This sleek little downtown wine shop and tasting bar opened in November 2011 at the site of a long-vacant office space. Owners and in-laws David and Christine Hance and John and Lisa Hance had to put in some significant remodel efforts, including installing a full (albeit very compact) commercial kitchen.
“It’s got everything but a fryer, which is fine with me,” said Christine.
The rest of the clean-lined space is comfortably filled with a tasting bar, a few tables, and display space for the “Ware” — serving ware such as plates, cutting boards, and even napkins that are all handcrafted by local artisans. These aren’t just pretty things to stick on a shelf, by the way — they’re all used in service at Alegria.
As for the “Wine,” the shop’s entire current lineup is stacked in neat aisles of wooden boxes in the middle of the room. At any given time, there are about “50 to 60 different labels, and there’s always something new,” said David Hance. In addition, because “we pour what’s on the floor,” the entire stock turns over within five to six weeks.
The Hances were originally inspired “by the possibility of buying another wine bar,” Hance explained. That didn’t work out, but “by then, we’d already talked extensively about it,” so the families went ahead with the concept. However, “we knew we wanted something different.”
Inspired in part by “the Spanish Mission right across the street,” the focus of Alegria became “hard-to-find wines with emphasis on Spanish and Portuguese wines as well as smaller-production Central Coast wines.”
That translates into a selection that might include a white Verdejo from Spain and a Sauvignon Blanc from Santa Ynez Valley, a blend of red Portuguese varietals from Lodi and a red wine from the Canary Islands, a Rhône blend from the Priorat region of Spain and an Albariño from the Edna Valley.
These wines are definitely “discovery-oriented,” admitted Hance, and to help educate people about these wines, he maintains a weekly “Just One Wine” blog.
Written in an approachable Q&A format, it showcases one of the shop’s current wines, offering information about the region of origin, the varietal, etc.

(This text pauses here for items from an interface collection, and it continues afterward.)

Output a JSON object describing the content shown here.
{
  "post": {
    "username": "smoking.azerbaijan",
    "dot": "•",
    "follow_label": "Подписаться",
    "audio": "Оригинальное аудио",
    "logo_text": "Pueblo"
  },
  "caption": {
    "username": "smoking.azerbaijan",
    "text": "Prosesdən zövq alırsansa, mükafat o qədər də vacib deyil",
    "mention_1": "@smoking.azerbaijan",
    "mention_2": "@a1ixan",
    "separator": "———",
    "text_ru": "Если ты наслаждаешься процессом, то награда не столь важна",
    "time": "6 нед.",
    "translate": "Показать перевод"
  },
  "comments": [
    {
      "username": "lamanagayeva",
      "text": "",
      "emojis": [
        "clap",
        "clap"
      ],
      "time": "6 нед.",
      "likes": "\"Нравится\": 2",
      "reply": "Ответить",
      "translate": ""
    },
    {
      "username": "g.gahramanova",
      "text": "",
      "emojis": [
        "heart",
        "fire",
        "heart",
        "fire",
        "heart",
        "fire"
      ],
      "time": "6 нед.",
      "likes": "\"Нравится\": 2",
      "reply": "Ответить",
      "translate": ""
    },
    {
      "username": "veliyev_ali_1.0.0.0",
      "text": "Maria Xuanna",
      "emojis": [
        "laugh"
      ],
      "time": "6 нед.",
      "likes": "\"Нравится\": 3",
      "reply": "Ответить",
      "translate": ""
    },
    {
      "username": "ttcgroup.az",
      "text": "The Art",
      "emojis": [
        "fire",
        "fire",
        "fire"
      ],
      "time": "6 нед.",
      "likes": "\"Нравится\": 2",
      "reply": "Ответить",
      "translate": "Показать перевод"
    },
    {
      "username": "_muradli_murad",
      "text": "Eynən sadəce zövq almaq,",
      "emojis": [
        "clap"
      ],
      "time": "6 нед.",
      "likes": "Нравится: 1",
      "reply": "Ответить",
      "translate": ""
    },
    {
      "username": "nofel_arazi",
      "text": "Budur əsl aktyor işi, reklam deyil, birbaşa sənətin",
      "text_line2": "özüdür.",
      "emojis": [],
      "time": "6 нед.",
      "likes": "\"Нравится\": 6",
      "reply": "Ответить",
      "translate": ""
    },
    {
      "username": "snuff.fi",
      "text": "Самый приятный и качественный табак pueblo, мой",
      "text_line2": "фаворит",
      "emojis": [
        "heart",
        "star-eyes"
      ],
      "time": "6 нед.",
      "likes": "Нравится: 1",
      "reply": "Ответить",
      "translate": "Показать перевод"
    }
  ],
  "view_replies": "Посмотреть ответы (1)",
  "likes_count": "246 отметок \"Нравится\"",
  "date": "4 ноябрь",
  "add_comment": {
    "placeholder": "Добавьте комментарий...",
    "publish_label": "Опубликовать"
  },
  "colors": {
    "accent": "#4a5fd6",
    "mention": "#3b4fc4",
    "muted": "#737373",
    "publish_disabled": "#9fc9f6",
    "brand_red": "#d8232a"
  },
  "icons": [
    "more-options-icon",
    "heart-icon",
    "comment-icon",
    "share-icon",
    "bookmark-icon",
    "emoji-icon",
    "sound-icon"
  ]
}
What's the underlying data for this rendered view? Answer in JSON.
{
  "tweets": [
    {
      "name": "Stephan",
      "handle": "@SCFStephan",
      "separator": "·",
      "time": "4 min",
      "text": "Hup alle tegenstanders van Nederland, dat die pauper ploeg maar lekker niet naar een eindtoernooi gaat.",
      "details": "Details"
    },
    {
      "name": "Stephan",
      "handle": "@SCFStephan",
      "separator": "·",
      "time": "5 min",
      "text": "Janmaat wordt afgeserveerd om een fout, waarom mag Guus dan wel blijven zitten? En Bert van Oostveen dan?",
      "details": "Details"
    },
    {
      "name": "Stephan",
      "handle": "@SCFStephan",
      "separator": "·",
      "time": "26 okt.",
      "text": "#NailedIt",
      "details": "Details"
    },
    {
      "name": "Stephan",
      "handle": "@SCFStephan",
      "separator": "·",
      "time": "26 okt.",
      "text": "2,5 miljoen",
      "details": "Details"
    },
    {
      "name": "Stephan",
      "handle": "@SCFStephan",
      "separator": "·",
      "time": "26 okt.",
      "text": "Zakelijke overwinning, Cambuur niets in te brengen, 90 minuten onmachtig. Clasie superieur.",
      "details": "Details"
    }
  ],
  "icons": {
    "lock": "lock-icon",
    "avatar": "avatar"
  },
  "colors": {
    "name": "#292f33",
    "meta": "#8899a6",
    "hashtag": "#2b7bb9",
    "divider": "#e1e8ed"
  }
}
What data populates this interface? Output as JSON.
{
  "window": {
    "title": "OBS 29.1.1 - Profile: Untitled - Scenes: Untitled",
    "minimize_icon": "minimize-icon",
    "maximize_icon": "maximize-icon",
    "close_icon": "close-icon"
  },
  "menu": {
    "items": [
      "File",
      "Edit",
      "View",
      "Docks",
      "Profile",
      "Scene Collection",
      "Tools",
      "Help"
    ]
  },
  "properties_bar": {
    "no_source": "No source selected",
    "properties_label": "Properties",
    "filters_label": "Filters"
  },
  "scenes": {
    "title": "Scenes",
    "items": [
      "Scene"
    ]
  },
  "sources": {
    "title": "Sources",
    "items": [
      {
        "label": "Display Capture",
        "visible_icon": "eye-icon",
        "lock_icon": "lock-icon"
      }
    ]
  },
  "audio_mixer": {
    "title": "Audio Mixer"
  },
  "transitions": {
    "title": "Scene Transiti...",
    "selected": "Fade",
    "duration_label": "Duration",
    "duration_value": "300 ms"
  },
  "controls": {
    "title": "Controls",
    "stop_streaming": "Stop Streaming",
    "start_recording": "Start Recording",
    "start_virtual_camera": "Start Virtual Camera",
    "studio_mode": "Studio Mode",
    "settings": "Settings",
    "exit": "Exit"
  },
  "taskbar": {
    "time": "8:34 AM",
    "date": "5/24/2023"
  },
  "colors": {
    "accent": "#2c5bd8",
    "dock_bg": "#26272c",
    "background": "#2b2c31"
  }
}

One thing that customers are happy to discover about all of the wines is that they’re typically $25 a bottle and under — perhaps that’s appropriate, because Alegria means “joy” in Spanish.
Alegria has also begun hosting dinners to further explore Iberian varietals.
The menu for the upcoming “Catalan and Central Coast blends” event is still in the works, but the recent “Albariño Tasting and Tapas” featured seven small plate courses such as gazpacho shooters, Galician garlic shrimp, and roasted potatoes paired with wines from Paso Robles, Santa Barbara County, and Rias Baixas (Spain).
On its daily food menu, Alegria offers a Spanish-inspired small plate concept with the ingredients themselves sourced as much as possible from local producers. The latest lineup included olives, salami, and cow’s milk cheese from Paso Robles, a goat’s milk cheese from Templeton, bread from a San Luis Obispo bakery, and tomatoes from Arroyo Grande.
“It’s really an amazing area for the amount of incredible food producers,” said Christine, “and it’s wonderful to develop personal relationships with those people as well.”
Katy Budge is a freelance writer from Atascadero. Contact her at firstname.lastname@example.org.